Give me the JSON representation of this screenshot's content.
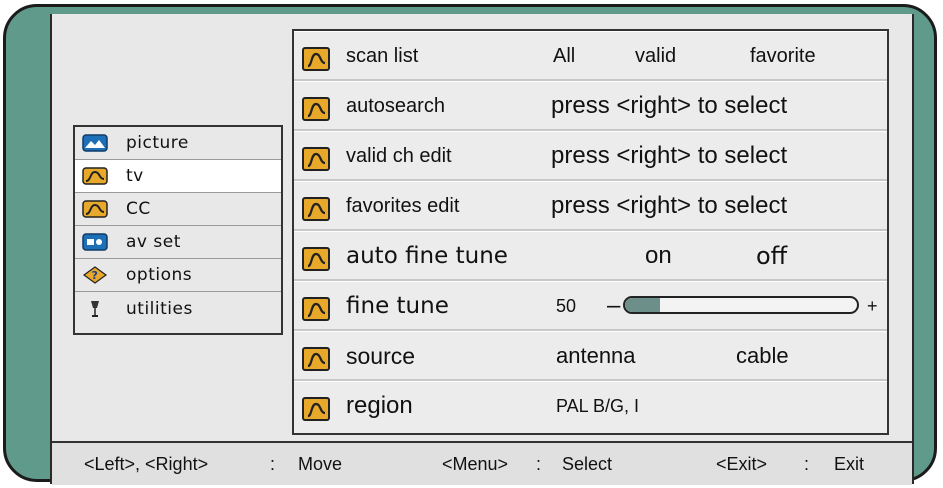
{
  "side_menu": {
    "items": [
      {
        "label": "picture",
        "icon": "picture-icon"
      },
      {
        "label": "tv",
        "icon": "tv-icon",
        "selected": true
      },
      {
        "label": "CC",
        "icon": "cc-icon"
      },
      {
        "label": "av set",
        "icon": "av-set-icon"
      },
      {
        "label": "options",
        "icon": "options-icon"
      },
      {
        "label": "utilities",
        "icon": "utilities-icon"
      }
    ]
  },
  "rows": {
    "scan_list": {
      "label": "scan list",
      "options": [
        "All",
        "valid",
        "favorite"
      ]
    },
    "autosearch": {
      "label": "autosearch",
      "value": "press <right> to select"
    },
    "valid_ch_edit": {
      "label": "valid ch edit",
      "value": "press <right> to select"
    },
    "favorites_edit": {
      "label": "favorites edit",
      "value": "press <right> to select"
    },
    "auto_fine_tune": {
      "label": "auto fine tune",
      "options": [
        "on",
        "off"
      ]
    },
    "fine_tune": {
      "label": "fine tune",
      "value": "50",
      "minus": "–",
      "plus": "+",
      "level_fraction": 0.15
    },
    "source": {
      "label": "source",
      "options": [
        "antenna",
        "cable"
      ]
    },
    "region": {
      "label": "region",
      "value": "PAL B/G, I"
    }
  },
  "footer": {
    "move_keys": "<Left>, <Right>",
    "sep1": ":",
    "move_label": "Move",
    "menu_key": "<Menu>",
    "sep2": ":",
    "select_label": "Select",
    "exit_key": "<Exit>",
    "sep3": ":",
    "exit_label": "Exit"
  },
  "colors": {
    "bezel": "#5f9a8a",
    "icon_folder": "#e8a92a",
    "icon_wave": "#1a1a1a",
    "selected_bg": "#ffffff"
  }
}
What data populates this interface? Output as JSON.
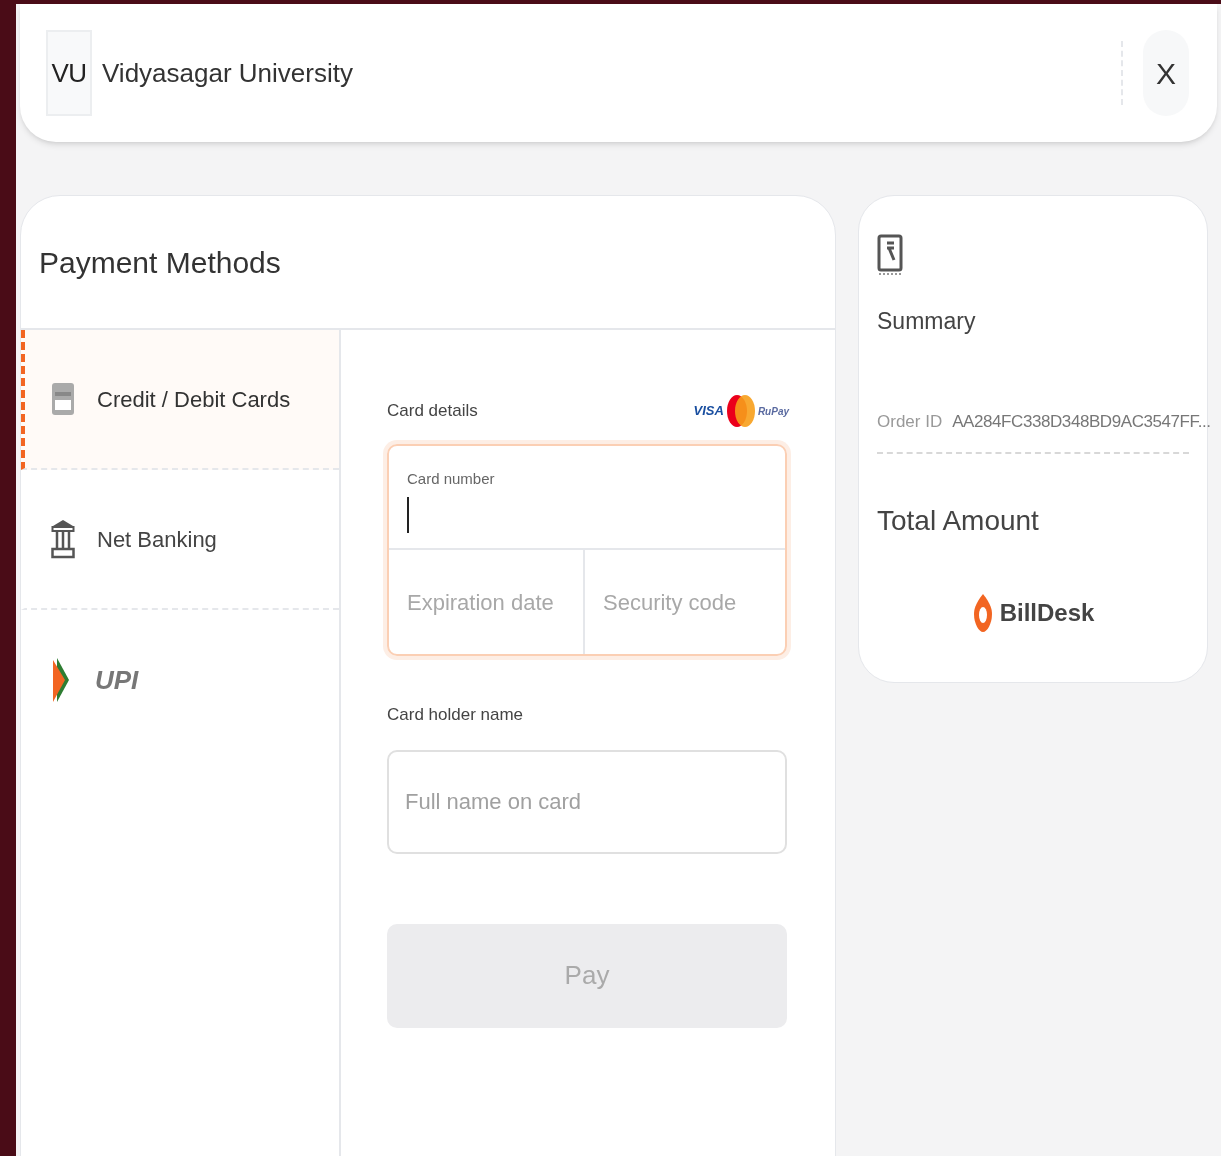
{
  "header": {
    "initials": "VU",
    "title": "Vidyasagar University",
    "close": "X"
  },
  "payment_methods": {
    "title": "Payment Methods",
    "items": [
      {
        "kind": "card",
        "label": "Credit / Debit Cards",
        "selected": true
      },
      {
        "kind": "netbanking",
        "label": "Net Banking",
        "selected": false
      },
      {
        "kind": "upi",
        "label": "UPI",
        "selected": false
      }
    ]
  },
  "card_form": {
    "section_label": "Card details",
    "networks": [
      "VISA",
      "RuPay"
    ],
    "card_number": {
      "label": "Card number"
    },
    "expiration": {
      "placeholder": "Expiration date"
    },
    "security": {
      "placeholder": "Security code"
    },
    "holder_label": "Card holder name",
    "holder": {
      "placeholder": "Full name on card"
    },
    "pay_button": {
      "label": "Pay",
      "disabled": true
    }
  },
  "summary": {
    "title": "Summary",
    "order_label": "Order ID",
    "order_id": "AA284FC338D348BD9AC3547FF...",
    "total_label": "Total Amount",
    "brand": "BillDesk"
  }
}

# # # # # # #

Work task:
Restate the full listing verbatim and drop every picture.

Solved problem:
Give me the JSON representation of this screenshot's content.
{
  "side_menu": {
    "items": [
      {
        "label": "picture",
        "icon": "picture-icon"
      },
      {
        "label": "tv",
        "icon": "tv-icon",
        "selected": true
      },
      {
        "label": "CC",
        "icon": "cc-icon"
      },
      {
        "label": "av set",
        "icon": "av-set-icon"
      },
      {
        "label": "options",
        "icon": "options-icon"
      },
      {
        "label": "utilities",
        "icon": "utilities-icon"
      }
    ]
  },
  "rows": {
    "scan_list": {
      "label": "scan list",
      "options": [
        "All",
        "valid",
        "favorite"
      ]
    },
    "autosearch": {
      "label": "autosearch",
      "value": "press <right> to select"
    },
    "valid_ch_edit": {
      "label": "valid ch edit",
      "value": "press <right> to select"
    },
    "favorites_edit": {
      "label": "favorites edit",
      "value": "press <right> to select"
    },
    "auto_fine_tune": {
      "label": "auto fine tune",
      "options": [
        "on",
        "off"
      ]
    },
    "fine_tune": {
      "label": "fine tune",
      "value": "50",
      "minus": "–",
      "plus": "+",
      "level_fraction": 0.15
    },
    "source": {
      "label": "source",
      "options": [
        "antenna",
        "cable"
      ]
    },
    "region": {
      "label": "region",
      "value": "PAL B/G, I"
    }
  },
  "footer": {
    "move_keys": "<Left>, <Right>",
    "sep1": ":",
    "move_label": "Move",
    "menu_key": "<Menu>",
    "sep2": ":",
    "select_label": "Select",
    "exit_key": "<Exit>",
    "sep3": ":",
    "exit_label": "Exit"
  },
  "colors": {
    "bezel": "#5f9a8a",
    "icon_folder": "#e8a92a",
    "icon_wave": "#1a1a1a",
    "selected_bg": "#ffffff"
  }
}
What data populates this interface? Output as JSON.
{
  "header": {
    "initials": "VU",
    "title": "Vidyasagar University",
    "close": "X"
  },
  "payment_methods": {
    "title": "Payment Methods",
    "items": [
      {
        "kind": "card",
        "label": "Credit / Debit Cards",
        "selected": true
      },
      {
        "kind": "netbanking",
        "label": "Net Banking",
        "selected": false
      },
      {
        "kind": "upi",
        "label": "UPI",
        "selected": false
      }
    ]
  },
  "card_form": {
    "section_label": "Card details",
    "networks": [
      "VISA",
      "RuPay"
    ],
    "card_number": {
      "label": "Card number"
    },
    "expiration": {
      "placeholder": "Expiration date"
    },
    "security": {
      "placeholder": "Security code"
    },
    "holder_label": "Card holder name",
    "holder": {
      "placeholder": "Full name on card"
    },
    "pay_button": {
      "label": "Pay",
      "disabled": true
    }
  },
  "summary": {
    "title": "Summary",
    "order_label": "Order ID",
    "order_id": "AA284FC338D348BD9AC3547FF...",
    "total_label": "Total Amount",
    "brand": "BillDesk"
  }
}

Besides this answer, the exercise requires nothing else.